Our beloved city is suffering from what I like to call #IsItOctoberYet syndrome. Symptoms of this fever include: breaking down crying whenever someone mentions the Sens; being in denial that the sens season is over and also turning into the Hulk whenever the Penguins are mentioned. This fever is especially impacting the Sens twitterverse. For example take a look at @brian5or6’s tweet:
However there is a cure to this terrible sickness! The cure is to shift your focus to another local sports team! That’s right, I’m talking about our Grey Cup Champions, your Otawaaaaaaa Reeeeeeedblacks!
The Ottawa Redblacks start their preseason Thursday June 8 versus the rival Hamilton Tigercats. Now to refresh everyone’s memory, here is a little recap:

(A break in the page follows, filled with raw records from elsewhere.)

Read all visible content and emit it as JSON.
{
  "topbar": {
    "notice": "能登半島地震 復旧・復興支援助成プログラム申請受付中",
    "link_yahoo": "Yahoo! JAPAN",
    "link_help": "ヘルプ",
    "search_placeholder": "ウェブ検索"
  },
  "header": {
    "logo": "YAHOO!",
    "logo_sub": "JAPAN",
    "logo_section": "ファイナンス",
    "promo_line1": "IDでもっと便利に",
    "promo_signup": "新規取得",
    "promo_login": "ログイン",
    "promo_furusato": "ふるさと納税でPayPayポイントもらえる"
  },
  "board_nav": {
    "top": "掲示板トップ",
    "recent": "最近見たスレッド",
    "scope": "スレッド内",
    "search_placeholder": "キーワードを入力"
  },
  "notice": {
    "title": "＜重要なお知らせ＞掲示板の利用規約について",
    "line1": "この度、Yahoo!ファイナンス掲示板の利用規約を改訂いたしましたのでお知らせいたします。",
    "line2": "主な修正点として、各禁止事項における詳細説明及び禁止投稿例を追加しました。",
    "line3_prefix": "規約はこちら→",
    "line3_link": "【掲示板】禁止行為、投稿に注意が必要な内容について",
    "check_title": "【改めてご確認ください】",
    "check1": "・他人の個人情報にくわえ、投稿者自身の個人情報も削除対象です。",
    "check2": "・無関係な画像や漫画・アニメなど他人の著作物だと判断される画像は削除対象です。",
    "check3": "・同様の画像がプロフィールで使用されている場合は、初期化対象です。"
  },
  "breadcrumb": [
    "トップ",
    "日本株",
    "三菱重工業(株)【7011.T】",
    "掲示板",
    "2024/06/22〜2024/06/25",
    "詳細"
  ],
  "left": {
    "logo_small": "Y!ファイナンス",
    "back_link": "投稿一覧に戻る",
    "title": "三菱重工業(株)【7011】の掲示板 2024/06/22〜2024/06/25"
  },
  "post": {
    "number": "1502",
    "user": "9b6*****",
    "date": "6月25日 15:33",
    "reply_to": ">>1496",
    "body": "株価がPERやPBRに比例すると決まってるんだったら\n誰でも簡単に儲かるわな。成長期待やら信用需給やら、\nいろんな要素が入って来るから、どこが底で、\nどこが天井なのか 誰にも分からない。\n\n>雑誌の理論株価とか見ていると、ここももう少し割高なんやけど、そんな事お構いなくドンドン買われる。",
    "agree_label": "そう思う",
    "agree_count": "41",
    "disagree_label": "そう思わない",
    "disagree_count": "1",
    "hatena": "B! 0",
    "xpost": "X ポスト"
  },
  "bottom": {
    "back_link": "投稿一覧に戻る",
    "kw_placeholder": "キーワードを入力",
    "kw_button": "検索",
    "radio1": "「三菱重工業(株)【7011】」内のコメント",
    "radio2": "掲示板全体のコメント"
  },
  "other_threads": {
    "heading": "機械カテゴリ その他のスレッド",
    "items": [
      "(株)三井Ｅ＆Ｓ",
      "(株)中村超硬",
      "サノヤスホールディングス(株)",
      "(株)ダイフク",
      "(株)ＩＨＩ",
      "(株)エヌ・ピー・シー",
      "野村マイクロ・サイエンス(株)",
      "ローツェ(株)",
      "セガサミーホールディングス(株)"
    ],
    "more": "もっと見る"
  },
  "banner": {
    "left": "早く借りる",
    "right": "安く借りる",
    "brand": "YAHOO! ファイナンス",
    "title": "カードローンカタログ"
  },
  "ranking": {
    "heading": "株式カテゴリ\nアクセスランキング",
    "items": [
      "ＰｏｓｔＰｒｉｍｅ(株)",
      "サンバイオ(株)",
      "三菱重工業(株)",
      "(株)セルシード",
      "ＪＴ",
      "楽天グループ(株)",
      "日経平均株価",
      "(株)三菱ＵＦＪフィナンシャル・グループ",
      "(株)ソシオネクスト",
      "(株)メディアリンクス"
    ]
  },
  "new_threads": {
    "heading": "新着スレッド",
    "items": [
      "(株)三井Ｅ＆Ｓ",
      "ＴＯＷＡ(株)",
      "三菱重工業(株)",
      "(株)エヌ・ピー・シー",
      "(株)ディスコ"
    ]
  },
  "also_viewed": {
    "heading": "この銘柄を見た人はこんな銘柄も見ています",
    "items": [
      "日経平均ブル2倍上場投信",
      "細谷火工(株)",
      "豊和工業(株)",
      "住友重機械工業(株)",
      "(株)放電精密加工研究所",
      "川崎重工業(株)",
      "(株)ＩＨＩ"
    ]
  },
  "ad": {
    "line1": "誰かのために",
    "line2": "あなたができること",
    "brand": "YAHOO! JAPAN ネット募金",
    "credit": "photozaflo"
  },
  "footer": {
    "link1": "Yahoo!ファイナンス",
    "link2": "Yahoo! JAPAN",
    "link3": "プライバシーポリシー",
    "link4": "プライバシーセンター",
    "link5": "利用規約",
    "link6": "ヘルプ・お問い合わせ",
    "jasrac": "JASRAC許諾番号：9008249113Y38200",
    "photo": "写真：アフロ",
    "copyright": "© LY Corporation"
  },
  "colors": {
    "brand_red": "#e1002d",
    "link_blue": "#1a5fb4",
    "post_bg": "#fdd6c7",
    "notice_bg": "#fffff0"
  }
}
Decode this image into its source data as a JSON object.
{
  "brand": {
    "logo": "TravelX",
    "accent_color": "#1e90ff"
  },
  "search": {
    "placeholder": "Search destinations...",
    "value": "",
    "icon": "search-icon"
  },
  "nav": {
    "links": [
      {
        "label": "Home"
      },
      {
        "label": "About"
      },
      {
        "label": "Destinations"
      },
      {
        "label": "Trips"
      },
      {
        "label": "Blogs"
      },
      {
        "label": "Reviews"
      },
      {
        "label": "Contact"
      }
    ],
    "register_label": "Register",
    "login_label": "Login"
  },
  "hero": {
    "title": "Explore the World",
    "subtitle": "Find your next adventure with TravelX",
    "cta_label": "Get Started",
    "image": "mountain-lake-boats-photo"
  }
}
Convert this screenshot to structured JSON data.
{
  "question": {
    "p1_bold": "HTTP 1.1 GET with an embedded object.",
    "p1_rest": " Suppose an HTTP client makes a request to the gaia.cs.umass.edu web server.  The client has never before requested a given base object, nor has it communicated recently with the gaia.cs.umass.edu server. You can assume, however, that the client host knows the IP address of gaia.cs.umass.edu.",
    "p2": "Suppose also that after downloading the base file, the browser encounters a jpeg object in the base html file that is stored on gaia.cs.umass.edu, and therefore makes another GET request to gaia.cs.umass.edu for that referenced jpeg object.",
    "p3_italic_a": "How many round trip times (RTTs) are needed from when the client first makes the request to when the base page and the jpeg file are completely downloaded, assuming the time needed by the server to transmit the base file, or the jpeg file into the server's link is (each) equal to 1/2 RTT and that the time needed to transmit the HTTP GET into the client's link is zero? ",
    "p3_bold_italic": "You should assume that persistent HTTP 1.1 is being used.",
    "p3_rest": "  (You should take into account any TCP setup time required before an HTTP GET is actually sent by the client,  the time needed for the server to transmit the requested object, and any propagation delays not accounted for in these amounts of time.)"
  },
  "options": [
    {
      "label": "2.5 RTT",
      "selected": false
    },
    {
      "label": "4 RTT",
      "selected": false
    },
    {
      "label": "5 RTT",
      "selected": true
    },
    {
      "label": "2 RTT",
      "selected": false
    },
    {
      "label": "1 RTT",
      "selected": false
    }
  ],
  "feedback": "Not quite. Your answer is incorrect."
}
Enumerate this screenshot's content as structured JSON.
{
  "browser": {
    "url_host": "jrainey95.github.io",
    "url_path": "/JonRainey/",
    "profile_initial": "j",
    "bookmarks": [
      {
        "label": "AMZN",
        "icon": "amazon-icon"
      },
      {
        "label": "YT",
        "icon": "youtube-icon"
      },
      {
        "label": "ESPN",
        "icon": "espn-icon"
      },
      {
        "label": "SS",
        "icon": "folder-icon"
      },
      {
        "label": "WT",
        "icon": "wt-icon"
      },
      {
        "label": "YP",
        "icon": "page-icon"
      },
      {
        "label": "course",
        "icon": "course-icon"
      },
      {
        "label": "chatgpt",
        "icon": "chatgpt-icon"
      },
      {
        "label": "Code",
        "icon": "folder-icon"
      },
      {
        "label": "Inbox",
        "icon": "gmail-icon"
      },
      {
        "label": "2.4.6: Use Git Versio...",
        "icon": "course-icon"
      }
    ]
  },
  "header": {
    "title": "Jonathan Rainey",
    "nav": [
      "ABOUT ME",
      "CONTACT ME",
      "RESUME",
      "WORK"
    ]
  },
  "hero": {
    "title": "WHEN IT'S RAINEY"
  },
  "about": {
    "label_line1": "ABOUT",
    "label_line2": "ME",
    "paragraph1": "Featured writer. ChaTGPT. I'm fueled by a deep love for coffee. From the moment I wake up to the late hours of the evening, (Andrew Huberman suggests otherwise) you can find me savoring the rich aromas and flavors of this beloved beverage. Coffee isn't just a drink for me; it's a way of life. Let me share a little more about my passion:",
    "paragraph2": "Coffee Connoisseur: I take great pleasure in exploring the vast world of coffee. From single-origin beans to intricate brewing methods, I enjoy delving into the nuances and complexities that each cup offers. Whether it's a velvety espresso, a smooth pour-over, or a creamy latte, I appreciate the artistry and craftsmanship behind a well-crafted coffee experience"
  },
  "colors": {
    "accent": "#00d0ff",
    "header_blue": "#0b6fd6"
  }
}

The Redblacks finished first in the East Division with an 8-9-1 record. This was the first time in CFL history that a team finished first with a losing record. Since they came first, they gained a by to the Eastern Division Final where they faced the big bad Edmonton Eskimos in the typical Ottawa snow. The hometown boys came out of the game with a 35-23 win. This put the Redblacks in the Grey Cup Final for the second year in a row. The Grey Cup final was an exciting match with the Redblacks taking the lead multiple times. However the Calgary Stampeders eventually tied up the game in the fourth quarter, meaning Overtime was needed. The Ottawa Redblacks elected to go first and their decision earned them a touchdown through Ernest Jackson’s bobbling catch. It was then Calgary’s turn and they needed a touchdown to keep the game running. Their first play was a long bomb to the Endzone which ended up incomplete, their second play was a quick short pass which was also incomplete. This left the final down. If Calgary did not complete the pass, Ottawa would be Grey Cup champions! Mitchell snapped the ball and looked down the field and launched it……. INCOMPLETE!!!! And the Redblacks won the Grey Cup!
The Redblacks finally brought a championship to Ottawa. Now it’s our turn to pay them back! Preseason kicks off soon, so let’s show them our support now and for the rest of the season. We will be doing some player profiles throughout the preseason to get you ready for the Redblacks bid at becoming repeat champions!
Post by: @beddieb on twitter